It is clear that until the pandemic is over, the world will experience constant change and heightened uncertainty. This should be good for PR, as demand for strategic communication will remain strong. In addition, there will be plenty of changes in how PR looks and functions once the pandemic subsides.
Franklin Templeton Issues Timely and Effective Crisis Response Following ‘Central Park Karen’ IncidentMay 27th, 2020 by Sophie Maerowitz
On Memorial Day, a video went viral of a white woman, Amy Cooper, calling the police in New York City’s Central Park on a black man, Christian Cooper (no relation) after he asked her to leash her dog in a leash-required area. The video sparked widespread outrage at Ms. Cooper’s racist report, with some lawmakers calling for false calls to law enforcement like Amy Cooper’s to be classified as hate crimes. Franklin Templeton, Cooper’s employer, enacted a rapid crisis response.
In a way, the pandemic brings the stigma of mental illness to the forefront, making Mental Health Month more important than ever before. The communications tactics for the month may have pivoted to meld with the ongoing COVID crisis. If anything, the message may be clearer than ever that mental health needs to be a priority.

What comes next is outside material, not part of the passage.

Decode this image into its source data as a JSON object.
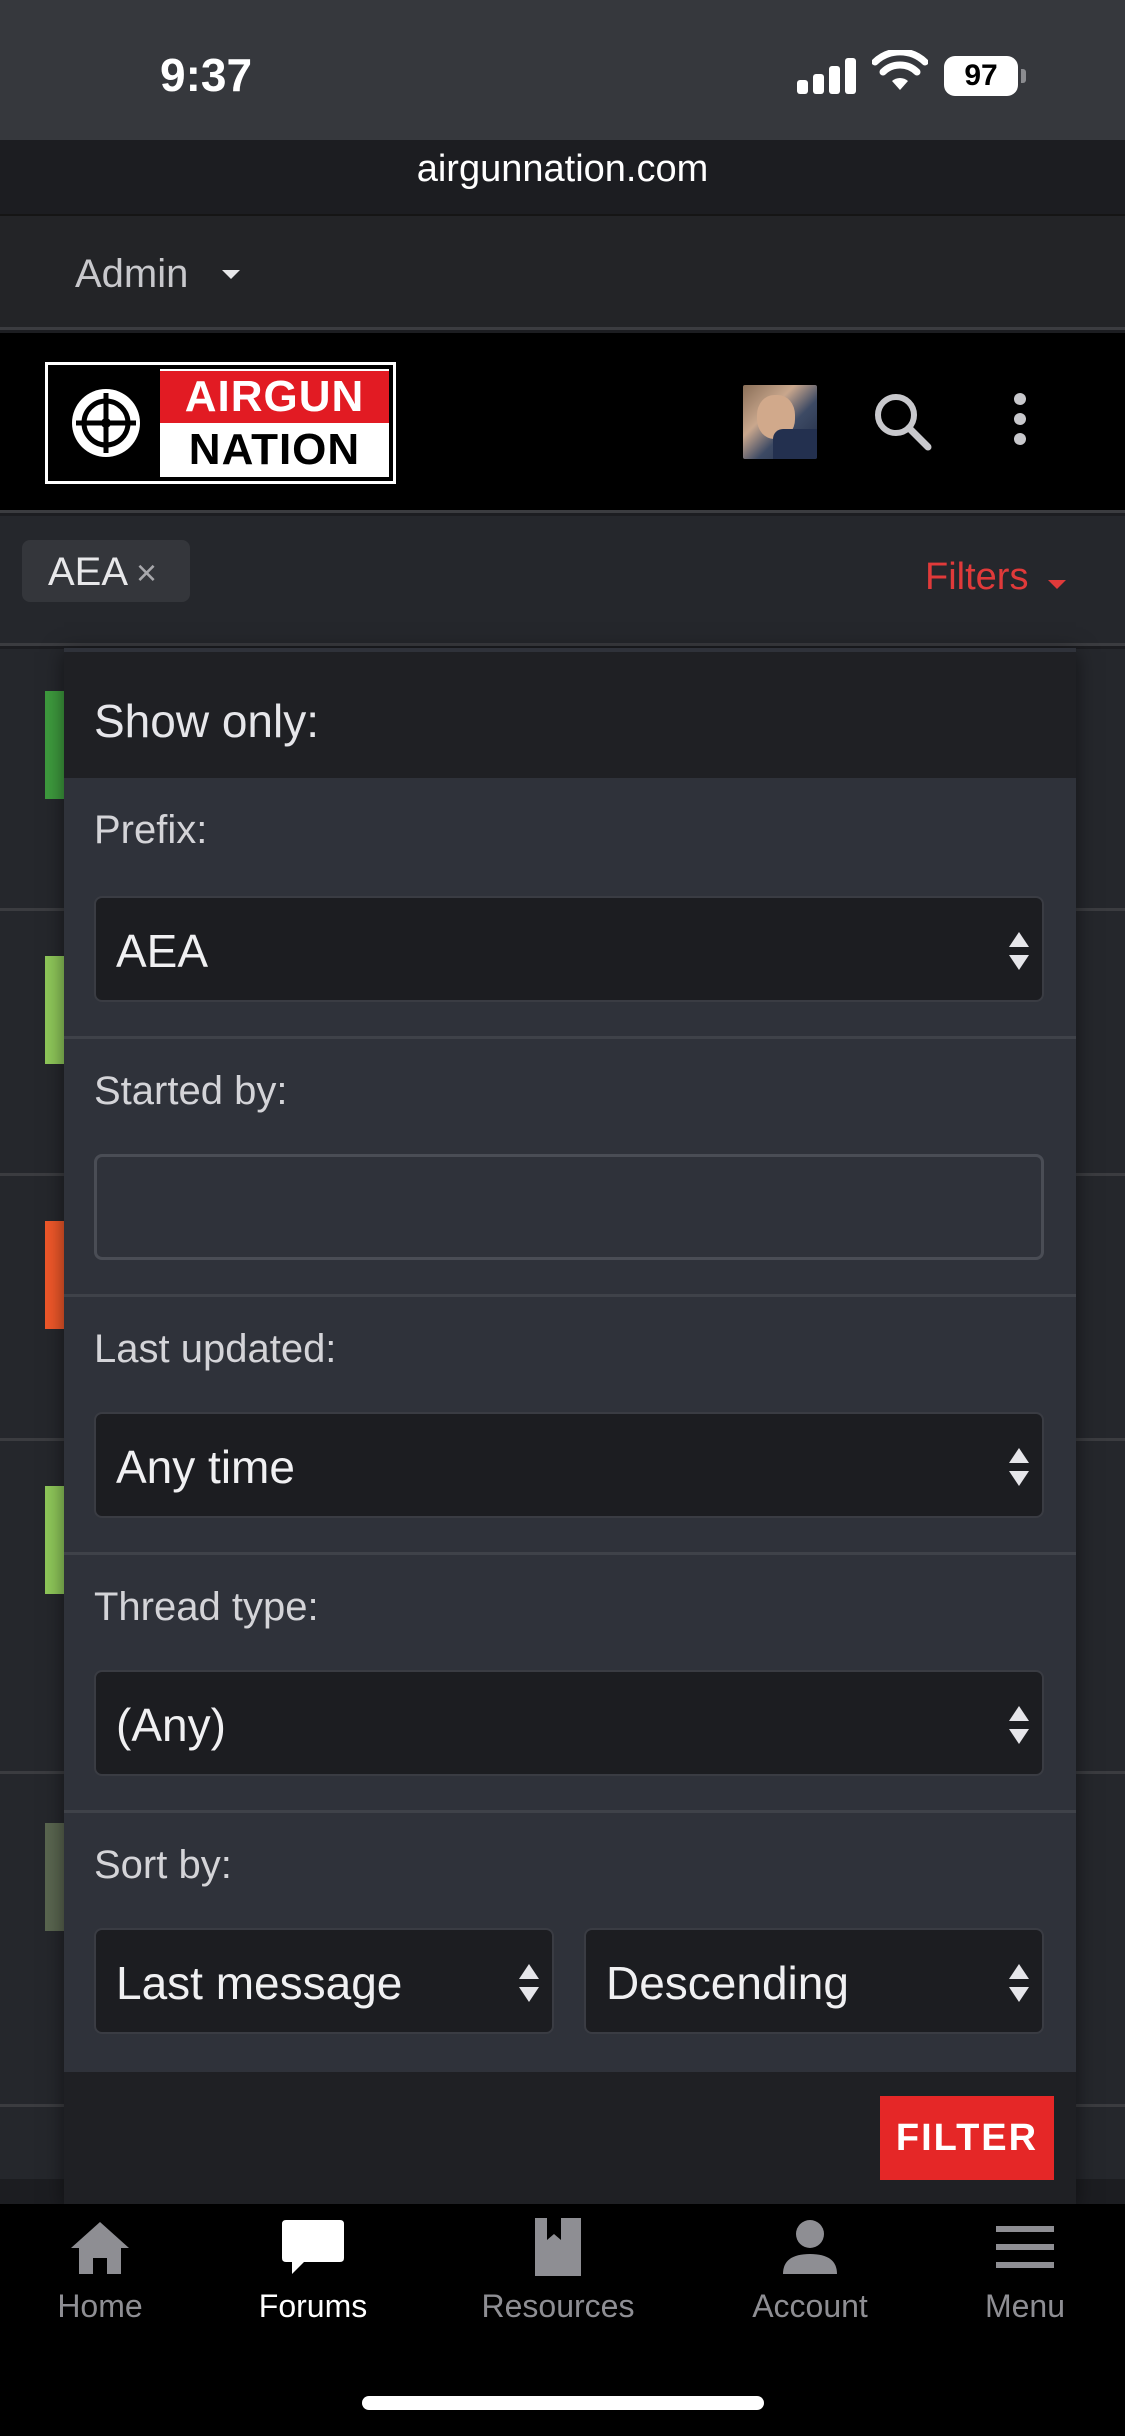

May is Asian Pacific American Heritage Month, making it a good time to consider diversity & inclusion issues and communications. We find that in the rush to emphasize health and safety, brands and organizations are allowing diversity and inclusion efforts to slip.
We’ve all heard about the new normal, but what does it look like in the sector you represent? One way to find out is to use predictive landscapes that help communicators build possible behavioral models. Here’s an example using the travel industry.
Nearly everyone’s hurting from the pandemic, so when big brands ask for relief when the little guy isn’t able to, it could hurt brands’ reputations. Accordingly, brands need to be particularly aware of the court of public opinion when they seek financial relief. Careful messaging and other tactics can help soften reputation damage, PR pros say.
As we’ve all learned during crisis, outcomes for progress trend higher when we work together, rather than in silos or on individual endeavors. In honor of Memorial Day, PRNEWS talked with Team Rubicon, a veteran-led non-profit that serves communities by mobilizing veterans and civilians to help people prepare, respond and recover from disasters and humanitarian crises.
Some organizations have taken a risky approach, building digital or earned media campaigns that stand in for the usual awareness-building events—in-person rallies, press conferences or protests—now limited by bans on public gatherings. Two notable efforts of brand activism have stood out over the course of the pandemic; one local, one national: a mask-wearing campaign in Chicago, and political statements from longtime mercantile activist Patagonia.
The PRNEWS staff comes across many examples of brand advertising and communications every day. We have compiled a weekly assessment, with staff members providing their choices of the most notable, good or bad. We hope these brief examples will provide a learning experience about what works and what to avoid.
Social media use has increased significantly during the pandemic. Analyzing social posts during the early part of the lockdowns, three basic user groups emerge. It is likely their emotional states will change as the pandemic continues. Here’s how brands can spot these groups and prepare content for when they begin to change their behavior.